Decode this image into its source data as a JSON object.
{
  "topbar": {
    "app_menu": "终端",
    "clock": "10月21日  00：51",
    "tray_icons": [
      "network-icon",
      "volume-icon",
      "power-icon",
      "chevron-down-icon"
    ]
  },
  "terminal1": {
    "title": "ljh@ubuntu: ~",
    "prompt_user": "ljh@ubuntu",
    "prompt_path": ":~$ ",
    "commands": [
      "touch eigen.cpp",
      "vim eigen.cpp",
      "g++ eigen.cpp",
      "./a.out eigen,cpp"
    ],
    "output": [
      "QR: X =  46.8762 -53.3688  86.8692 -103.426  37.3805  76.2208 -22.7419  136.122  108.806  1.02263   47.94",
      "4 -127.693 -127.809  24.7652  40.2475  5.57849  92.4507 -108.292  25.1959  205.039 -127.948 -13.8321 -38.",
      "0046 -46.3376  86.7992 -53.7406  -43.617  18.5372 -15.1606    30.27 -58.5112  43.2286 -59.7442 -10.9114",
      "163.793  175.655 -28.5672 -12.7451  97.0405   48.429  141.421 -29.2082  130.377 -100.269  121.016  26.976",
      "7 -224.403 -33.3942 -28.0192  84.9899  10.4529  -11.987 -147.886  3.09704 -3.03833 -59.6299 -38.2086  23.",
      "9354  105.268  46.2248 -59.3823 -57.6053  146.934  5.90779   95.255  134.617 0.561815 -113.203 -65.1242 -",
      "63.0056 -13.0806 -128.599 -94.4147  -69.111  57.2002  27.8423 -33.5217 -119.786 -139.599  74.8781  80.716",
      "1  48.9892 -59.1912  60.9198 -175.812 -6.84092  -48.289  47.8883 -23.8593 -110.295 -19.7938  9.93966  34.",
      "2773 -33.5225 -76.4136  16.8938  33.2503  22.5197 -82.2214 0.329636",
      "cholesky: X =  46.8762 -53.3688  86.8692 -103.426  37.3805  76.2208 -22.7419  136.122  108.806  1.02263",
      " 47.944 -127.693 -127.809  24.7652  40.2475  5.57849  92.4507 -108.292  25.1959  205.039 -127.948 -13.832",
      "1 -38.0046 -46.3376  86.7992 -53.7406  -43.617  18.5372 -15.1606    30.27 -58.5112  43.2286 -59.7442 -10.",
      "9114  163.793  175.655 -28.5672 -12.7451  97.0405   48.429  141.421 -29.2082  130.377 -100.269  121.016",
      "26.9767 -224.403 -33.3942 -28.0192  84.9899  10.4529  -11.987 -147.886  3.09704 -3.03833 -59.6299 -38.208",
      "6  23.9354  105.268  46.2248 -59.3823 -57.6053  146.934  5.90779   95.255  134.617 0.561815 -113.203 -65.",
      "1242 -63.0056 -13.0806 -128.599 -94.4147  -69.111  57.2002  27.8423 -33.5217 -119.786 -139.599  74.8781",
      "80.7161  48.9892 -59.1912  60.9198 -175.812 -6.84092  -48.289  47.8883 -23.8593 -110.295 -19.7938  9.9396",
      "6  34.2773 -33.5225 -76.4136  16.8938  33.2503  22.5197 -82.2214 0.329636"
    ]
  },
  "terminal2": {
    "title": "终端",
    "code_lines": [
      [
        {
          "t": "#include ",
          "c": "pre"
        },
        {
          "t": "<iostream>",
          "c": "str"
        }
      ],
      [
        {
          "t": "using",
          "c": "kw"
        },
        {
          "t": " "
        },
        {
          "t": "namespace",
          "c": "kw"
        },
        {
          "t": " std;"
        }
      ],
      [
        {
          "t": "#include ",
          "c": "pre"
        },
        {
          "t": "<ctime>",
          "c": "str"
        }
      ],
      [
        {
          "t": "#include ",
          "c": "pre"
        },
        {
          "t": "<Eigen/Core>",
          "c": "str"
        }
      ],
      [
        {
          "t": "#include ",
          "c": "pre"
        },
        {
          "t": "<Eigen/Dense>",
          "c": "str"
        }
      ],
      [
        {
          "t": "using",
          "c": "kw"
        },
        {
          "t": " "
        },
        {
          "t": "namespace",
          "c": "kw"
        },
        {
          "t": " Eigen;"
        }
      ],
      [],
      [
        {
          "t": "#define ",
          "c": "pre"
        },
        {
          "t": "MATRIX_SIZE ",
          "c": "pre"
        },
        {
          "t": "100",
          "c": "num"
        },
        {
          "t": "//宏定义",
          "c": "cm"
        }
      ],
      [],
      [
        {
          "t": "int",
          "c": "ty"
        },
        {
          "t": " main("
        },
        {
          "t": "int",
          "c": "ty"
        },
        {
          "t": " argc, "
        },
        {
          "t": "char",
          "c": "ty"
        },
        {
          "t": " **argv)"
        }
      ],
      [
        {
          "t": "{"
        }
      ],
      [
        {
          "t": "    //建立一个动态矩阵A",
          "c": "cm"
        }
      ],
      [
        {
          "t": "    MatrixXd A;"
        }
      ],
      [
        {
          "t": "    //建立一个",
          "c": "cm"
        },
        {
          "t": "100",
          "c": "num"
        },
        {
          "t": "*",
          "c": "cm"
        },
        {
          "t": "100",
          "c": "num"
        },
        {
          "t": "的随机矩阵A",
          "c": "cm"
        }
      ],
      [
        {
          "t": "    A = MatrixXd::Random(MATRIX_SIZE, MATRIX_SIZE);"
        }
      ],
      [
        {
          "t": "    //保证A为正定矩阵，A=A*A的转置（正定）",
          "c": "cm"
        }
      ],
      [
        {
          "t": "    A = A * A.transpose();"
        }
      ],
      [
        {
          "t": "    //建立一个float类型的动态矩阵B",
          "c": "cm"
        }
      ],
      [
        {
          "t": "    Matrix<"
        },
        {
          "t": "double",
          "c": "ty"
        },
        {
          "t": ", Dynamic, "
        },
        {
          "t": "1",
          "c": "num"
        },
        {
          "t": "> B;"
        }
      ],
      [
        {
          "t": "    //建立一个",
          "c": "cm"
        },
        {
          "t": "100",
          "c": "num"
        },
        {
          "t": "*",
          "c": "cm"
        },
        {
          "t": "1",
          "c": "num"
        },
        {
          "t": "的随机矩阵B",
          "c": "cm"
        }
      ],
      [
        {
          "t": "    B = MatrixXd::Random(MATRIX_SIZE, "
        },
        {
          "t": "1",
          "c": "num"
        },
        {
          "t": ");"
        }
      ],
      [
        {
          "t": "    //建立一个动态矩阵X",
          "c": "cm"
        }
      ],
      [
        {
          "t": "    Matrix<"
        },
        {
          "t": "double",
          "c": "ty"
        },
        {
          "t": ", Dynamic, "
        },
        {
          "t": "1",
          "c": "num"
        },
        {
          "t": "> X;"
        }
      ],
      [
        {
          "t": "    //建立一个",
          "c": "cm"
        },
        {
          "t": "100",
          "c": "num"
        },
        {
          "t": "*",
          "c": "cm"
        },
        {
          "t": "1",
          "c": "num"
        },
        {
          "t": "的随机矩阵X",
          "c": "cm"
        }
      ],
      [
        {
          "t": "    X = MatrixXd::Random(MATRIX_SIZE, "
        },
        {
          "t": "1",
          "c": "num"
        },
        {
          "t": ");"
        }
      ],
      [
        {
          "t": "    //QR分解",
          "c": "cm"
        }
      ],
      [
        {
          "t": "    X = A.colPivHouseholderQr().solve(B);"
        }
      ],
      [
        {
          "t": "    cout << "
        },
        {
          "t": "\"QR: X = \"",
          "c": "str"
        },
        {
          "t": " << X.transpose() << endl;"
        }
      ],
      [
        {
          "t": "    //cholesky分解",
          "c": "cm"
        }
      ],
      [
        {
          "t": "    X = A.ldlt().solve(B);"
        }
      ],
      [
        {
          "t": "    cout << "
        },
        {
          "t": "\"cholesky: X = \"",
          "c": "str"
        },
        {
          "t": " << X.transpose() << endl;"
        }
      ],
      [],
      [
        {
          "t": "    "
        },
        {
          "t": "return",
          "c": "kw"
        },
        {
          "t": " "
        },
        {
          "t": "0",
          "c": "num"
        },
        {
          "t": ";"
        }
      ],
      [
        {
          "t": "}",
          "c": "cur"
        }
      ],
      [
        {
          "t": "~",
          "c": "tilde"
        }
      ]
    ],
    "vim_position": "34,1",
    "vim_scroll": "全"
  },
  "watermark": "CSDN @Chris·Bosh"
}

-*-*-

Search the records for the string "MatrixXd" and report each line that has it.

          "t": "    MatrixXd A;"
          "t": "    A = MatrixXd::Random(MATRIX_SIZE, MATRIX_SIZE);"
          "t": "    B = MatrixXd::Random(MATRIX_SIZE, "
          "t": "    X = MatrixXd::Random(MATRIX_SIZE, "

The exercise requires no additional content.